Avengers: Nights of Wundagore

Avengers: Nights of Wundagore
Alternative editions:
Avengers Nights of Wundagore review
Alternative editions:
  • UK publisher / ISBN: Panini - 1846531799
  • North American Publisher / ISBN: Marvel - 978-0-7851-3721-4
  • Release date: 2009
  • UPC: 9780785137214
  • Contains adult content?: no
  • Does this pass the Bechdel test?: yes
  • Positive minority portrayal?: yes
  • CATEGORIES: Superhero

Nights of Wundagore (and, despite the occasional error, including on Marvel.com, it is Nights, not Knights) reprints the same 1979 Scarlet Witch/Quicksilver origin story previously collected in The Yesterday Quest. However, where that volume edited out pages not directly connected with the main story, Nights of Wundagore includes the entirety of the Avengers issues that told this tale. The result is a rather more attractive package.
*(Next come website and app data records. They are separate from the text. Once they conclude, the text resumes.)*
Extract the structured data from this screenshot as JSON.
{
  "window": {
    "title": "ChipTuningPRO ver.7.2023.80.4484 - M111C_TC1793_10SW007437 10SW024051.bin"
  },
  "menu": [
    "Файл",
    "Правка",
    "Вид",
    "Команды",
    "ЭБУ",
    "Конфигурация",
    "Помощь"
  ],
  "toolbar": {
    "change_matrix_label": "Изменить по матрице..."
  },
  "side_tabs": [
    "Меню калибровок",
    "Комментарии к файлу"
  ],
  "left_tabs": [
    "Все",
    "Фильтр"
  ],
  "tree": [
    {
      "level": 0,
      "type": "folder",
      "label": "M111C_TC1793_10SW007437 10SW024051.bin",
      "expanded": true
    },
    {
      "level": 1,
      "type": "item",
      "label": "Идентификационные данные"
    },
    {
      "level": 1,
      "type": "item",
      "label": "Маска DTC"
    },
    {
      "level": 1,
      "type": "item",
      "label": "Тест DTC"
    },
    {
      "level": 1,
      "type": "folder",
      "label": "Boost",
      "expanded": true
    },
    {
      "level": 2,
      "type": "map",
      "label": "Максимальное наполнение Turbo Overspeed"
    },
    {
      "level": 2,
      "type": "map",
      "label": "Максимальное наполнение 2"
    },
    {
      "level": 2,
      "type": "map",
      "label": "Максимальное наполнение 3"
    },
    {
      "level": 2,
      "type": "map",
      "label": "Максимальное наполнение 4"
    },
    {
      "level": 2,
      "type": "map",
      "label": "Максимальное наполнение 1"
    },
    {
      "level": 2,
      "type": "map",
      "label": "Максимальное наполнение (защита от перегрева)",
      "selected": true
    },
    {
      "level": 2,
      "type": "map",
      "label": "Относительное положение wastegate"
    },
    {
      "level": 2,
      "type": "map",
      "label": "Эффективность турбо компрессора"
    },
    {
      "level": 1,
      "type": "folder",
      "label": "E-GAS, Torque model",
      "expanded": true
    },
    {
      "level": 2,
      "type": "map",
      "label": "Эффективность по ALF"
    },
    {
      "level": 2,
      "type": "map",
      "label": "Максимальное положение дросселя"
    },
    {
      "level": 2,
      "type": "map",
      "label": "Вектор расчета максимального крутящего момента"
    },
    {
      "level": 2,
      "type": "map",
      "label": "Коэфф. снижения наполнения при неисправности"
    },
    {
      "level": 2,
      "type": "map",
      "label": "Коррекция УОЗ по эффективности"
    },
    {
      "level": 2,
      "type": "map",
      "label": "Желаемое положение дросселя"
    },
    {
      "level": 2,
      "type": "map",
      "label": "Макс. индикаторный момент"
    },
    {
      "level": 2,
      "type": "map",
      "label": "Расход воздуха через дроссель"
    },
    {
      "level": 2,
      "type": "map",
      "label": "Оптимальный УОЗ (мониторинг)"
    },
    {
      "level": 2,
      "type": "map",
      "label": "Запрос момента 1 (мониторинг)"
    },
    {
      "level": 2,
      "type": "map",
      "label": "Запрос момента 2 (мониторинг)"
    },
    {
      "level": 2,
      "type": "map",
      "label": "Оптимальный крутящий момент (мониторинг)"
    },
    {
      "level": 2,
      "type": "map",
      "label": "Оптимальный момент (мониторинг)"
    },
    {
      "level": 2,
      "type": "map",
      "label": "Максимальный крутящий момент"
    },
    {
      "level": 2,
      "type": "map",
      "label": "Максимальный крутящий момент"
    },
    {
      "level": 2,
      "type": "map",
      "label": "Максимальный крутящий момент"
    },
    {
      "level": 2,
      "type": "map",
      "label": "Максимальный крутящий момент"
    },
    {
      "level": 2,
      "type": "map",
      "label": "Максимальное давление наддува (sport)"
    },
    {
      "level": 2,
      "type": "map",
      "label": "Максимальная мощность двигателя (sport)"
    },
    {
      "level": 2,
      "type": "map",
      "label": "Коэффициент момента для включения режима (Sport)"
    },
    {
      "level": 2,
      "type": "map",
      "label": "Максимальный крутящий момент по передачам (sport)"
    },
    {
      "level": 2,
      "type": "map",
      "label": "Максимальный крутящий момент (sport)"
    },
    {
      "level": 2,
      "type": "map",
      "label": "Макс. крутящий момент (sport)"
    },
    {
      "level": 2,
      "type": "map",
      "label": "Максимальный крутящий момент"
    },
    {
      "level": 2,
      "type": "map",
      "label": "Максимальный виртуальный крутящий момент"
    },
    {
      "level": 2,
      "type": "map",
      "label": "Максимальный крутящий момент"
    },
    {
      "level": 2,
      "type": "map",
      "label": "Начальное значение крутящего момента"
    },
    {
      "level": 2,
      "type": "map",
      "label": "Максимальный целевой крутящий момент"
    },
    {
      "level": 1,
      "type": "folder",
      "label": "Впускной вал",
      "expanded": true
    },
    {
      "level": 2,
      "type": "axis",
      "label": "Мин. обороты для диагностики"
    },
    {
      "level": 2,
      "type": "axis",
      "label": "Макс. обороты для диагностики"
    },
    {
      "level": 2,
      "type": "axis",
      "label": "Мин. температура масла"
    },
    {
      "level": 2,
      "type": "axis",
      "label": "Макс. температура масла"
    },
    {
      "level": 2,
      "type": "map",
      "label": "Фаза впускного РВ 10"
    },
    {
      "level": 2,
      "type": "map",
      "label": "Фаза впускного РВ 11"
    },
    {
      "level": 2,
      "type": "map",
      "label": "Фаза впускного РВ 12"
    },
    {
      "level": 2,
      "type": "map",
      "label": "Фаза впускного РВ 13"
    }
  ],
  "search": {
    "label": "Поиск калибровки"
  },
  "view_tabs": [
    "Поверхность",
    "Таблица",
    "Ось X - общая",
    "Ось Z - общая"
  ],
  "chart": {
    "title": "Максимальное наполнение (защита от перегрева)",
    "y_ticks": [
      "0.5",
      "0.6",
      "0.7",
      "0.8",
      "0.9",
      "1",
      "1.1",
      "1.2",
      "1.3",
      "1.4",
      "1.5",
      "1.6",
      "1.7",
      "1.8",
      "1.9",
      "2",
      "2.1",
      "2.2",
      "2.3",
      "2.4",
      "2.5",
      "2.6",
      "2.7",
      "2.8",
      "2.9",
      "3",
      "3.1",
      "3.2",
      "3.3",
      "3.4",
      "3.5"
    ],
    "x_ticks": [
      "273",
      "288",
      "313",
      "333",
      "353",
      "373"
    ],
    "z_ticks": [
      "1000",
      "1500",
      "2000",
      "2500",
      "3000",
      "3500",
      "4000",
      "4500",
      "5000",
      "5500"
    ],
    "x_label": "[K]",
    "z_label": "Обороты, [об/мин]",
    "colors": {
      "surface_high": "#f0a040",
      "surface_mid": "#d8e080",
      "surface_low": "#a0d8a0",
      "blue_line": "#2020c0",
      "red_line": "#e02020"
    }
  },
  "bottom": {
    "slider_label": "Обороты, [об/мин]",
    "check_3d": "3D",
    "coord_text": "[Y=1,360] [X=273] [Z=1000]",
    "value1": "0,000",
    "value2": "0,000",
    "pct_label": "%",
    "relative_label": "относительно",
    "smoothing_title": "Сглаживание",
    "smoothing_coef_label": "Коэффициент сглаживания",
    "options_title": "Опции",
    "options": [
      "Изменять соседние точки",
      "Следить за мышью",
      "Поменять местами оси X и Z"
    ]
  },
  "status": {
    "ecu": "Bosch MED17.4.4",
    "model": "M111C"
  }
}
The quest of the mutants for their origins in an imaginary East European country is a solid piece of superhero writing, and enjoyable on its own merits, but the enjoyment is enhanced by the other  plotlines entwined with it. Jim Shooter’s Korvac saga had brought in almost everyone who had up to them been an Avenger, and then some more, and this volume begins with Avengers Mansion overflowing with superheroes. Michelinie’s first task as new scripter was to bring this mob down to a more manageable cast. He provides a good story from it, spotlighting the annoyance of National Security Council liaison Henry Peter Gyrich at the Avengers’ lax procedures, and Hawkeye’s anger at  exclusion from the new restricted roster to make room for the Falcon, the Avengers being short of non-white members. There’s also an entertaining Absorbing Man two-parter in the middle of the main Scarlet Witch/Quicksilver plot, actually quite sweet at one point.

All these stories are pencilled by John Byrne, with a variety of inkers (Gene Day, Klaus Janson, Dan Green, and several uncredited on the second part of the Absorbing Man story). The art is attractive throughout. Byrne has a strange way of drawing Iron Man, but clearly enjoys drawing Captain America. Byrne’s name is important in selling the collection, displayed by the Marvel edition (though not the UK Panini reprint) lists him before any other creator.

Avengers may not have been spectacular in the late 1970s in the way it had been under Steve Englehart, but it was always dependable, and this is a good way of enjoying some of the best of these stories.

There are several variants on Nights of Wundagore. A digest-sized collection from 2001 was in black-and-white rather than colour, with the cover a Greg Horn imitation of the John Byrne original used for the later collection. This volume omits the original covers, and the page from X-Men that reveals the identity of the twins’ father, but adds text pages on Quicksilver and the Scarlet Witch, which include that information, and two more Avengers stories, the second of which is a rather good Hawkeye solo tale. These two stories are otherwise to be found in Heart of Stone and Essential Avengers 9, and the Hawkeye tale is in Avengers: Hawkeye. The presence of the latter story allows Hawkeye’s plot thread to be wrapped up nicely, but there is a neatness to concluding the collection with the end of the Scarlet Witch/Quicksilver story.

The 2015 UK Panini version is another pocket-sized version, though in colour, and includes the Avengers stories that appeared between the end of the Korvac saga and the start of the ‘Yesterday Quest’ plot. This might appear better value, but actually, the stories aren’t that good, and the reader loses little through not having them. Overall, the 2009 US version hangs together as the best collection, although all content was subsequently included in Marvel Masterworks: Avengers Vol. 18.